$\displaystyle{ \lfloor{\sqrt{m}}\rfloor \cdot \lceil{\sqrt{m}}\rceil = m. }$

The fact that consecutive integers are coprime and that a pronic number is the product of two consecutive integers leads to a number of properties. Each distinct prime factor of a pronic number is present in only one of the factors n or n + 1. Thus a pronic number is squarefree if and only if n and n + 1 are also squarefree. The number of distinct prime factors of a pronic number is the sum of the number of distinct prime factors of n and n + 1.
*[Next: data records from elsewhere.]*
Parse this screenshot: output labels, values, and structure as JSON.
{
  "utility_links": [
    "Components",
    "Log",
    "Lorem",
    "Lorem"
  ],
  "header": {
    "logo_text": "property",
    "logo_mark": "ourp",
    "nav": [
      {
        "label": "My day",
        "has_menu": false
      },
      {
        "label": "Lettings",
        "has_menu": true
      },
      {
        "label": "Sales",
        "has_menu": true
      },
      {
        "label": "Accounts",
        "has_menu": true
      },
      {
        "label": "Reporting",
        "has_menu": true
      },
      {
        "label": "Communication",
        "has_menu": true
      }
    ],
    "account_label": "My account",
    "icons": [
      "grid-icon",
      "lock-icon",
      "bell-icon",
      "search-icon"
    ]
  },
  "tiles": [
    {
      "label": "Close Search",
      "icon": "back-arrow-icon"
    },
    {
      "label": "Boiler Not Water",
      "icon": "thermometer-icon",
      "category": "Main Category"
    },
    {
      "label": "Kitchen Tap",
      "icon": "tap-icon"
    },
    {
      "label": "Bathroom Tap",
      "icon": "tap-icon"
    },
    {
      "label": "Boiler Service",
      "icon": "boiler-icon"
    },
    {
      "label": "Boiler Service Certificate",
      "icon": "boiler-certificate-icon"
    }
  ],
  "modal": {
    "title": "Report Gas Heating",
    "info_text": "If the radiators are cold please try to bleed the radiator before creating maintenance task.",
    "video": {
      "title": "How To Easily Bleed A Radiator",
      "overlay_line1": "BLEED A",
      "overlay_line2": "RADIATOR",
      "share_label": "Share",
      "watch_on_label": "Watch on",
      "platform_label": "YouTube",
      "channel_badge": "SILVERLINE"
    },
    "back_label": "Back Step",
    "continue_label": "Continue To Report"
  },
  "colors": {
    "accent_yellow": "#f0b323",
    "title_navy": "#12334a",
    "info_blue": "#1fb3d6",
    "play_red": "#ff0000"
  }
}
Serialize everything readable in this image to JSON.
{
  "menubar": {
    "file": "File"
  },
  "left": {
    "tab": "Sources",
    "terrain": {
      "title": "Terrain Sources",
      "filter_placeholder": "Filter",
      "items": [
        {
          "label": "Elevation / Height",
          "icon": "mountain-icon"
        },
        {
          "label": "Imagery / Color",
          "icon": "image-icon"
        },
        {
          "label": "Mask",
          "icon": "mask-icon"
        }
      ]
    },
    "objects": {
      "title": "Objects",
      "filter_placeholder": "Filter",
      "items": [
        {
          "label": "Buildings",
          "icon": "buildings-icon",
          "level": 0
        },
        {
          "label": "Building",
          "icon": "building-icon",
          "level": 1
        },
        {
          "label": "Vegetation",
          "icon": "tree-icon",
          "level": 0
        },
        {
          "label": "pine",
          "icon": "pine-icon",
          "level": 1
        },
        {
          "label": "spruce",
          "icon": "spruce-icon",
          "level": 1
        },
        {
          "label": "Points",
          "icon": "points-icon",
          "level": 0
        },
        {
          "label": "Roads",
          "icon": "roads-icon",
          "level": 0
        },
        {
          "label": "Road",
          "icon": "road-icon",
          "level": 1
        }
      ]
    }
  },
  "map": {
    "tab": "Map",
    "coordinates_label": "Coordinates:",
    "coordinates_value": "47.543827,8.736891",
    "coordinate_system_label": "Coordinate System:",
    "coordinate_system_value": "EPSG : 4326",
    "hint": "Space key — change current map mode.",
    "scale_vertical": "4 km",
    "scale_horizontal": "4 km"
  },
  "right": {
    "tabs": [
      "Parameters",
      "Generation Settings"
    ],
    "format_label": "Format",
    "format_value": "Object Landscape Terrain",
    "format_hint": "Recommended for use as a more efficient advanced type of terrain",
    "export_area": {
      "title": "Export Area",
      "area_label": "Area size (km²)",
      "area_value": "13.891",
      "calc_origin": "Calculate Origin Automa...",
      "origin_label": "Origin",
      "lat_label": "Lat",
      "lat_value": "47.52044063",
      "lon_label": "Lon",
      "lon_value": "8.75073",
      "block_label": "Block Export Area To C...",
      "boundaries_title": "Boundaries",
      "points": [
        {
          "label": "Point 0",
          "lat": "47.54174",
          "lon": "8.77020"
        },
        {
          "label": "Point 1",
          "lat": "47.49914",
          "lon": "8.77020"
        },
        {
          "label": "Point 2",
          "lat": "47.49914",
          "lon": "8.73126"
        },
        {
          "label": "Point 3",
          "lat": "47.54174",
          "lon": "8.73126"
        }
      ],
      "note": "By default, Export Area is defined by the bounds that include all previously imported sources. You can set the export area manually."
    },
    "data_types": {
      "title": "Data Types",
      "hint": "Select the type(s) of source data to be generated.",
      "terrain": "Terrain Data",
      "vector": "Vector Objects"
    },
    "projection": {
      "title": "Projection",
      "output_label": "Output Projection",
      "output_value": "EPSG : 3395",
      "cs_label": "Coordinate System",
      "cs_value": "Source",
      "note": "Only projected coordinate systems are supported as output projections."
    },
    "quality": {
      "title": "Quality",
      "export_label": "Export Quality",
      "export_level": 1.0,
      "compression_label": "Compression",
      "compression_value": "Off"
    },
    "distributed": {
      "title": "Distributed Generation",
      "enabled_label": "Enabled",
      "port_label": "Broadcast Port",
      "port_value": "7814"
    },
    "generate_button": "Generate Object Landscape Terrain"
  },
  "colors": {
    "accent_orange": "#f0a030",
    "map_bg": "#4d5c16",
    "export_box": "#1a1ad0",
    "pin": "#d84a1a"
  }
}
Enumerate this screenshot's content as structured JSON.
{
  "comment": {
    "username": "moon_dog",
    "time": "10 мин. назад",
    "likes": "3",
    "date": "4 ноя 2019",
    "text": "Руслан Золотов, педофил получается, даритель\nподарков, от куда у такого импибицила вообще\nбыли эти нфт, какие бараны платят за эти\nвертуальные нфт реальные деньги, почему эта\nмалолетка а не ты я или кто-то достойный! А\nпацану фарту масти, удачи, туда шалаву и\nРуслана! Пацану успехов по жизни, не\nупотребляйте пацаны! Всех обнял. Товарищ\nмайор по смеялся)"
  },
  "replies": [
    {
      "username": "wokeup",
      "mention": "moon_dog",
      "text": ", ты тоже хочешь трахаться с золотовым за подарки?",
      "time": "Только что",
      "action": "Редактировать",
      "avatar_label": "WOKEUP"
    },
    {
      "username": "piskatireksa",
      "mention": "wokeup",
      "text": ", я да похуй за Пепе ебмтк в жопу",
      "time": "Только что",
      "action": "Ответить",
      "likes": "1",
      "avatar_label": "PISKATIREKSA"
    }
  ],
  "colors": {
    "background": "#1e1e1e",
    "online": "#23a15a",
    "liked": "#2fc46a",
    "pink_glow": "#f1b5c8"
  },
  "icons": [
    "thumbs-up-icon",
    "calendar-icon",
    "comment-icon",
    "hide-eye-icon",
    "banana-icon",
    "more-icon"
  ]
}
If 25 is appended to the decimal representation of any pronic number, the result is a square number, the square of a number ending on 5; for example, 625 = 252 and 1225 = 352. This is so because

$\displaystyle{ 100n(n+1) + 25 = 100n^2 + 100n + 25 = (10n+5)^2\, }$.

## References

1. Conway, J. H.; Guy, R. K. (1996), The Book of Numbers, New York: Copernicus, Figure 2.15, p. 34 .
2. The evolution of the Euclidean elements, Dordrecht-Boston, Mass.: D. Reidel Publishing Co., 1975, pp. 144–150, ISBN 90-277-0509-7 .
3. Ben-Menahem, Ari (2009), Historical Encyclopedia of Natural and Mathematical Sciences, Volume 1, Springer reference, Springer-Verlag, p. 161, ISBN 9783540688310 .
4. Higgins, Peter Michael (2008), Number Story: From Counting to Cryptography, Copernicus Books, p. 9, ISBN 9781848000018 .
5. Rummel, Rudolf J. (1988), Applied Factor Analysis, Northwestern University Press, p. 319, ISBN 9780810108240 .
6. Frantz, Marc (2010), "The telescoping series in perspective", in Diefenderfer, Caren L.; Nelsen, Roger B., The Calculus Collection: A Resource for AP and Beyond, Classroom Resource Materials, Mathematical Association of America, pp. 467–468, ISBN 9780883857618 .
7. McDaniel, Wayne L. (1998), "Pronic Lucas numbers", Fibonacci Quarterly 36 (1): 60–62, retrieved 2011-05-21 .
8. McDaniel, Wayne L. (1998), "Pronic Fibonacci numbers", Fibonacci Quarterly 36 (1): 56–59 .